The current drilling rush is taking place in an economy where wealth is heavily concentrated in relatively few hands. Pennsylvania’s shale region is also the rust belt, where the retreat of the steel industry and manufacturing jobs left many residents facing declining economic prospects. Landowners often simply do not have the financial resources to pursue legal claims that can require elaborate testing and the testimony of multiple experts in geology and rock mechanics. They often fail to arrange for pre-drilling water tests to prove their water was safe before drilling – and even when they do pay for water testing, the results may later be ruled inadmissible on a technicality.
And in proving that the company contaminated their water, landowners are up against the oil and gas industry’s highly-paid lawyers and their teams of expert witnesses whose job is to create doubt by suggesting that some other problem could possibly have been to blame. Landowners are very often simply out-gunned and out-spent by the oil and gas companies they believe contaminated their drinking water.
Watching the Watchdogs
State regulators, charged with investigating contamination claims on taxpayers’ behalf, have often faced allegations of regulatory capture. A still-unfolding case in Texas shows just how fraught state investigations can become.
Just before Christmas, the EPA’s internal watchdog, the Office of Inspector General, released a stunning report that cast new light onto one of the most controversial groundwater contamination claims in the nation.

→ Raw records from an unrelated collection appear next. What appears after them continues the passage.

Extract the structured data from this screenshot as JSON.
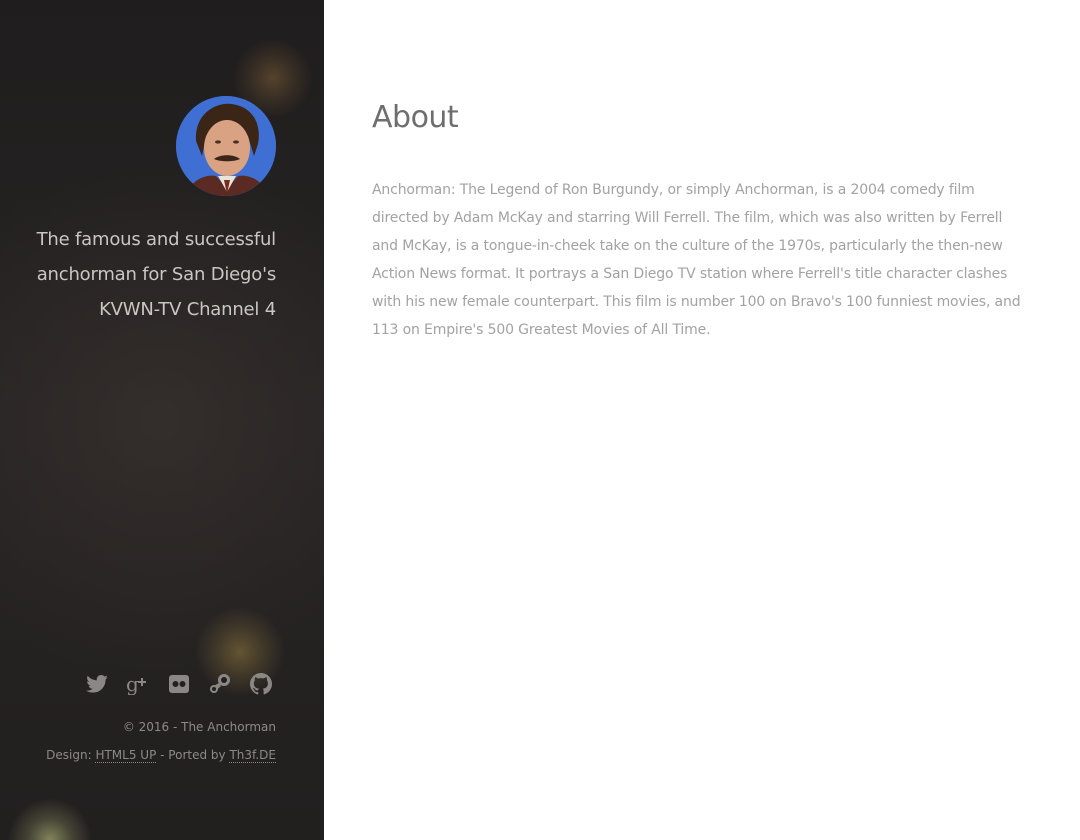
{
  "sidebar": {
    "avatar_alt": "Ron Burgundy",
    "tagline": "The famous and successful anchorman for San Diego's KVWN-TV Channel 4",
    "socials": [
      {
        "name": "twitter-icon"
      },
      {
        "name": "google-plus-icon"
      },
      {
        "name": "flickr-icon"
      },
      {
        "name": "steam-icon"
      },
      {
        "name": "github-icon"
      }
    ],
    "copyright": "© 2016 - The Anchorman",
    "credits_prefix": "Design: ",
    "credits_design_link": "HTML5 UP",
    "credits_middle": " - Ported by ",
    "credits_port_link": "Th3f.DE"
  },
  "main": {
    "title": "About",
    "text": "Anchorman: The Legend of Ron Burgundy, or simply Anchorman, is a 2004 comedy film directed by Adam McKay and starring Will Ferrell. The film, which was also written by Ferrell and McKay, is a tongue-in-cheek take on the culture of the 1970s, particularly the then-new Action News format. It portrays a San Diego TV station where Ferrell's title character clashes with his new female counterpart. This film is number 100 on Bravo's 100 funniest movies, and 113 on Empire's 500 Greatest Movies of All Time."
  },
  "colors": {
    "sidebar_bg": "#222020",
    "sidebar_text": "#c9c6c3",
    "main_title": "#6e6e6e",
    "main_text": "#a2a2a2"
  }
}
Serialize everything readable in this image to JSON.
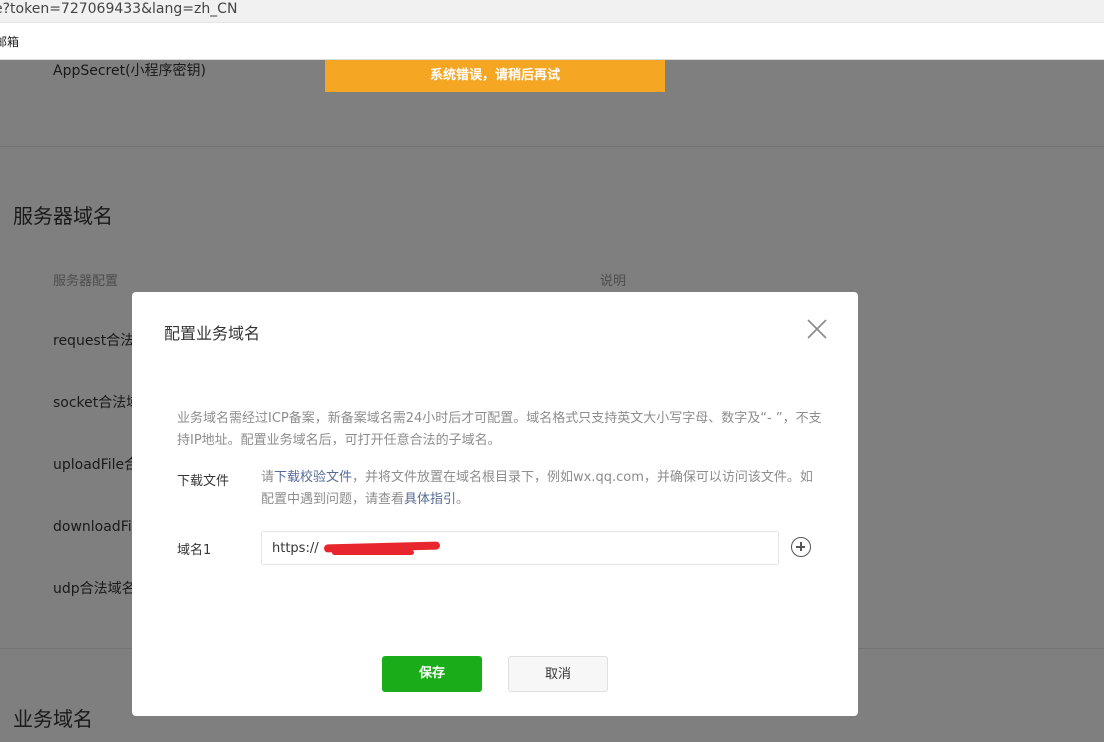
{
  "browser": {
    "url": "e?token=727069433&lang=zh_CN",
    "bookmark": "邮箱"
  },
  "page": {
    "appsecret_label": "AppSecret(小程序密钥)",
    "toast": "系统错误，请稍后再试",
    "server_section_title": "服务器域名",
    "col_config": "服务器配置",
    "col_desc": "说明",
    "rows": [
      "request合法域名",
      "socket合法域名",
      "uploadFile合法域名",
      "downloadFile合法域名",
      "udp合法域名"
    ],
    "business_section_title": "业务域名"
  },
  "dialog": {
    "title": "配置业务域名",
    "intro": "业务域名需经过ICP备案，新备案域名需24小时后才可配置。域名格式只支持英文大小写字母、数字及“- ”，不支持IP地址。配置业务域名后，可打开任意合法的子域名。",
    "download_label": "下载文件",
    "download_prefix": "请",
    "download_link": "下载校验文件",
    "download_mid": "，并将文件放置在域名根目录下，例如wx.qq.com，并确保可以访问该文件。如配置中遇到问题，请查看",
    "guide_link": "具体指引",
    "download_suffix": "。",
    "domain_label": "域名1",
    "domain_value": "https://",
    "save": "保存",
    "cancel": "取消"
  },
  "colors": {
    "primary": "#1aad19",
    "toast": "#f5a623",
    "link": "#576b95",
    "redaction": "#e8262e"
  }
}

In August 2010, a homeowner in Parker County, Texas called the EPA to report that his drinking water had become flammable, launching a multi-agency investigation that turned into a major jurisdictional battle between state and federal environmental regulators. In 2012, driller Range Resources was officially cleared by Texas state environmental regulators, and the EPA had backed down from its investigation of the same incident. At the prompting of drilling supporters in Congress who suspected that EPA was persecuting oil and gas companies, the EPA’s OIG began to investigate whether an alleged anti-fracking agenda had led EPA officials to overstep their authority.
But in a remarkable turn-around, the OIG not only found that the EPA was justified in pursuing the Parker County case, but also that the state’s investigation, conducted by the Railroad Commission of Texas (RRC) which enforces environmental laws in the state, had been insufficient. State officials lacked clear standards for assessing water contamination, the report said.
“When we asked staff/officials of the RRC what sort of evidence RRC required to determine if a direct connection existed, they told us that they did not know,” the EPA Inspector General wrote, as they described the shortcomings of the state’s investigation. “They said the RRC has never had a case where they found a direct connection between an oil or gas well and a drinking water well.”
Pressure is mounting for the EPA take over and resume a leading role in investigating the case.
If the EPA finds Range Resources responsible, Parker County will represent yet another instance, like the hundreds the AP found nationwide, where drilling and fracking have contaminated groundwater.
“The EPA’s internal watchdog has confirmed that the EPA was justified in stepping in to protect residents who were and still are in imminent danger,” said Sharon Wilson, Gulf Regional Organizer of Earthworks and a blogger who had emails subpoenaed by Range Resources over her writing on the case. “Now we need an investigation as to whether political corruption caused EPA to withdraw that protection.”